Subjective wellbeing surveys are the powerhouse of wellbeing approaches to policy. They struggle, however, to give solid foundations for intergenerational wellbeing (the Easterlin Paradox). In this seminar, Professors Caroline Saunders and Paul Dalziel will focus on Amartya Sen’s capabilities theory, which is a complementary approach designed to address that gap. The presenters will draw on the international literature and their own research to explore how the capabilities approach understands wellbeing, how it focuses on access to diverse ‘capitals’, how it uses dashboards for policy, and how it emphasises that public policy should concentrate on its distinctive contributions to expanding capabilities for wellbeing.
About the presenters
Professors Caroline Saunders and Paul Dalziel are the Directors of the Agribusiness and Economics Research Unit at Lincoln University. Caroline received the NZIER Economics Award in 2007, was President of the Agricultural Economics Society, 2018-2020, and is currently a member of the Reserve Bank Monetary Policy Committee.
Paul is currently New Zealand Lead for the European Union IURC programme and a member of the leadership team for the Wellbeing Economy Alliance Aotearoa.In 2018, Palgrave Macmillan published Paul and Caroline’s open access book, Wellbeing Economics: The Capabilities Approach to Prosperity.
Material and video recording
Presenters' slides and a video recording of the presentation will be made available here shortly after the presentation. A transcript and captions for the video may take longer to prepare.
Wellbeing Report seminar series
In November 2022, Te Tai Ōhanga – The Treasury released the first wellbeing report Te Tai Waiora: Wellbeing in Aotearoa New Zealand 2022.
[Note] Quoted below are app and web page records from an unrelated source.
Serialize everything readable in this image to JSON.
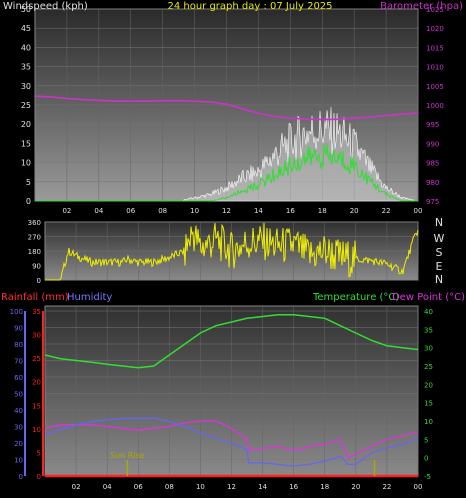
{
  "page_title": "24 hour graph day : 07 July 2025",
  "colors": {
    "wind_speed": "#ffffff",
    "wind_gust_fill": "#c8c8c8",
    "wind_avg": "#33dd33",
    "barometer": "#cc33cc",
    "direction": "#eeee00",
    "temperature": "#33dd33",
    "dew_point": "#dd33dd",
    "humidity": "#6666ee",
    "rainfall": "#ff2020",
    "sun_marker": "#aaaa00",
    "label_yellow": "#e8e800",
    "label_white": "#e0e0e0"
  },
  "panels": {
    "wind": {
      "left_label": "Windspeed (kph)",
      "right_label": "Barometer (hpa)"
    },
    "direction": {
      "compass": [
        "N",
        "W",
        "S",
        "E",
        "N"
      ]
    },
    "temp": {
      "rain_label": "Rainfall (mm)",
      "hum_label": "Humidity",
      "temp_label": "Temperature (°C)",
      "dew_label": "Dew Point (°C)",
      "sunrise_label": "Sun Rise"
    }
  },
  "chart_data": [
    {
      "type": "line",
      "title": "24 hour graph day : 07 July 2025",
      "xlabel": "",
      "x_ticks": [
        "02",
        "04",
        "06",
        "08",
        "10",
        "12",
        "14",
        "16",
        "18",
        "20",
        "22",
        "00"
      ],
      "ylabel": "Windspeed (kph)",
      "ylim": [
        0,
        50
      ],
      "y_ticks": [
        0,
        5,
        10,
        15,
        20,
        25,
        30,
        35,
        40,
        45,
        50
      ],
      "y2label": "Barometer (hpa)",
      "y2lim": [
        975,
        1025
      ],
      "y2_ticks": [
        975,
        980,
        985,
        990,
        995,
        1000,
        1005,
        1010,
        1015,
        1020,
        1025
      ],
      "series": [
        {
          "name": "Barometer",
          "axis": "right",
          "x": [
            0,
            1,
            2,
            3,
            4,
            5,
            6,
            7,
            8,
            9,
            10,
            11,
            12,
            13,
            14,
            15,
            16,
            17,
            18,
            19,
            20,
            21,
            22,
            23,
            24
          ],
          "values": [
            1002.3,
            1002.1,
            1001.7,
            1001.4,
            1001.2,
            1001.0,
            1001.0,
            1001.0,
            1001.1,
            1001.1,
            1001.0,
            1000.8,
            1000.2,
            999.0,
            997.8,
            997.0,
            996.6,
            996.3,
            996.2,
            996.3,
            996.6,
            996.9,
            997.3,
            997.6,
            997.9
          ]
        },
        {
          "name": "Wind gust",
          "axis": "left",
          "x": [
            0,
            1,
            2,
            3,
            4,
            5,
            6,
            7,
            8,
            9,
            10,
            11,
            12,
            13,
            14,
            15,
            16,
            17,
            18,
            19,
            20,
            21,
            22,
            23,
            24
          ],
          "values": [
            0,
            0,
            0,
            0,
            0,
            0,
            0,
            0,
            0,
            0,
            1,
            2,
            4,
            7,
            9,
            14,
            18,
            21,
            22,
            21,
            17,
            10,
            4,
            1,
            0
          ]
        },
        {
          "name": "Wind average",
          "axis": "left",
          "x": [
            0,
            1,
            2,
            3,
            4,
            5,
            6,
            7,
            8,
            9,
            10,
            11,
            12,
            13,
            14,
            15,
            16,
            17,
            18,
            19,
            20,
            21,
            22,
            23,
            24
          ],
          "values": [
            0,
            0,
            0,
            0,
            0,
            0,
            0,
            0,
            0,
            0,
            0,
            0,
            1,
            3,
            5,
            8,
            11,
            13,
            14,
            13,
            11,
            6,
            2,
            0,
            0
          ]
        }
      ]
    },
    {
      "type": "line",
      "title": "",
      "xlabel": "",
      "ylabel": "",
      "ylim": [
        0,
        360
      ],
      "y_ticks": [
        0,
        90,
        180,
        270,
        360
      ],
      "series": [
        {
          "name": "Wind direction",
          "x": [
            0,
            1,
            1.5,
            2,
            3,
            4,
            5,
            5.3,
            6,
            7,
            8,
            9,
            9.5,
            10,
            11,
            12,
            13,
            14,
            15,
            16,
            17,
            18,
            19,
            20,
            21,
            22,
            23,
            23.9
          ],
          "values": [
            0,
            0,
            180,
            150,
            110,
            110,
            110,
            130,
            110,
            110,
            140,
            180,
            300,
            200,
            250,
            180,
            230,
            240,
            210,
            220,
            150,
            180,
            140,
            130,
            120,
            100,
            50,
            300
          ]
        }
      ]
    },
    {
      "type": "line",
      "title": "",
      "xlabel": "",
      "ylabel": "Rainfall (mm)",
      "ylim": [
        0,
        35
      ],
      "y_ticks": [
        0,
        5,
        10,
        15,
        20,
        25,
        30,
        35
      ],
      "y_humidity_ticks": [
        0,
        10,
        20,
        30,
        40,
        50,
        60,
        70,
        80,
        90,
        100
      ],
      "y2label": "Temperature (°C)",
      "y2lim": [
        -5,
        40
      ],
      "y2_ticks": [
        -5,
        0,
        5,
        10,
        15,
        20,
        25,
        30,
        35,
        40
      ],
      "series": [
        {
          "name": "Temperature",
          "x": [
            0,
            1,
            2,
            3,
            4,
            5,
            6,
            7,
            8,
            9,
            10,
            11,
            12,
            13,
            14,
            15,
            16,
            17,
            18,
            19,
            20,
            21,
            22,
            23,
            24
          ],
          "values": [
            28,
            27,
            26.5,
            26,
            25.5,
            25,
            24.5,
            25,
            28,
            31,
            34,
            36,
            37,
            38,
            38.5,
            39,
            39,
            38.5,
            38,
            36,
            34,
            32,
            30.5,
            30,
            29.5
          ]
        },
        {
          "name": "Dew Point",
          "x": [
            0,
            1,
            2,
            3,
            4,
            5,
            6,
            7,
            8,
            9,
            10,
            11,
            12,
            13,
            13.1,
            14,
            15,
            16,
            17,
            18,
            19,
            19.5,
            20,
            21,
            22,
            23,
            24
          ],
          "values": [
            8,
            9,
            9,
            9,
            8.5,
            8,
            7.5,
            8,
            8.5,
            9.5,
            10,
            10,
            8,
            5,
            2,
            2.5,
            3,
            2,
            3,
            3.5,
            5,
            0,
            1,
            3,
            5,
            6,
            7
          ]
        },
        {
          "name": "Humidity",
          "x": [
            0,
            1,
            2,
            3,
            4,
            5,
            6,
            7,
            8,
            9,
            10,
            11,
            12,
            13,
            13.1,
            14,
            15,
            16,
            17,
            18,
            19,
            19.5,
            20,
            21,
            22,
            23,
            24
          ],
          "values": [
            25,
            28,
            31,
            33,
            34,
            35,
            35,
            35,
            33,
            30,
            26,
            23,
            20,
            16,
            8,
            8,
            7,
            6,
            7,
            9,
            12,
            7,
            7,
            14,
            17,
            19,
            23
          ]
        },
        {
          "name": "Rainfall",
          "x": [
            0,
            24
          ],
          "values": [
            0,
            0
          ]
        }
      ],
      "annotations": [
        {
          "label": "Sun Rise",
          "x": 5.3
        },
        {
          "label": "",
          "x": 21.2
        }
      ]
    }
  ]
}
This online seminar is part of a Wellbeing Report programme of Guest lectures running in 2022 and 2023.